What an incredible learning experience I had yesterday. I was fortunate enough to have the opportunity to co-facilitate an assessment and evaluation workshop for a group of teachers and administrators from our school division. Our day had two purposes, reflecting on our experiences from the year as part of a pilot project and creating a tool for other teachers that will be adopting the new assessment practices next year. The goal is to change the way we evaluate students, from focusing on students simply earning marks to students learning content.
A prime example showed up at my school last week when I was on a walk-about. I heard all sorts of laughing and carrying on in the computer lab so I just had to stop in. In the lab I found six grade 10 students crowded around a computer watching the movie they had just finished editing. These students were asked to show their understanding of play Macbeth and decided to do so by re-writing it as a western. Not only did they re-write it they filmed and edited the movie on their own time! When I learned Macbeth I remember reading the play in school and writing essays and quizzes to show my understanding of the tragedy. It was shortly after those quizzes that I forgot most of what Macbeth was all about. That is the change we are aiming for, shifting from a focus on earning marks to a focus on learning content.
The workshop was an opportunity for other teachers and administrators who had also adopted this approach to come together and share what they had learned. One of the requirements for each teacher was that they needed to bring along some sort of artifact that demonstrated something they had done in the area of assessment this year. My role was to take the information they brought and put it all into a coherent format that would be accessible for other teachers in our division. I was amazed with the samples the teachers brought to contribute. From checklists, to rubrics, to lesson plans, to unit plans, to videos of helpful hints, there was something for everyone, from everyone.

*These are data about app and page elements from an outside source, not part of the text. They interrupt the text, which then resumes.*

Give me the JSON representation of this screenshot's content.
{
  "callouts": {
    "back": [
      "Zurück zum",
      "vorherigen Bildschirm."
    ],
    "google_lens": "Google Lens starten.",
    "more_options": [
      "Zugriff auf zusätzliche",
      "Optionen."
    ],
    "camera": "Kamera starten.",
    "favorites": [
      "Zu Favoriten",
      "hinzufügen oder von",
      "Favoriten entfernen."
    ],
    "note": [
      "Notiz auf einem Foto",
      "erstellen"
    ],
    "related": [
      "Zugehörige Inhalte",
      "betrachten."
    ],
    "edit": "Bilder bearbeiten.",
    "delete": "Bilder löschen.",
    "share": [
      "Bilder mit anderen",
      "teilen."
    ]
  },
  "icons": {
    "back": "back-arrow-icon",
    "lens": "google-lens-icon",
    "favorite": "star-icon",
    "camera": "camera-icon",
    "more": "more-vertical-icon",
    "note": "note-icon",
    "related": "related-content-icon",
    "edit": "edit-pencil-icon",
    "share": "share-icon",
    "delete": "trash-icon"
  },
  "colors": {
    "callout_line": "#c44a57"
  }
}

What I took from this was the affirmation of my belief that we are always smarter than me. Without the teachers and all of their work "in the trenches" none of this would have been possible. They worked long, hard hours and in the end they created a variety of resources that will be very helpful to their colleagues. No one teacher had all the answers, and in the end our creation (found here: Earning to Learning ) does not promise solutions to every problem that will arise, but it is a start. The other piece that I took from this was the importance of leadership. While the teachers may have done all the hard work it was the expectations, encouragement, and support of the leaders in the room that helped make this a reality. I was so proud to be a part of this entire process and am excited to see where this journey we have only just started will lead.
As always, comments are welcome.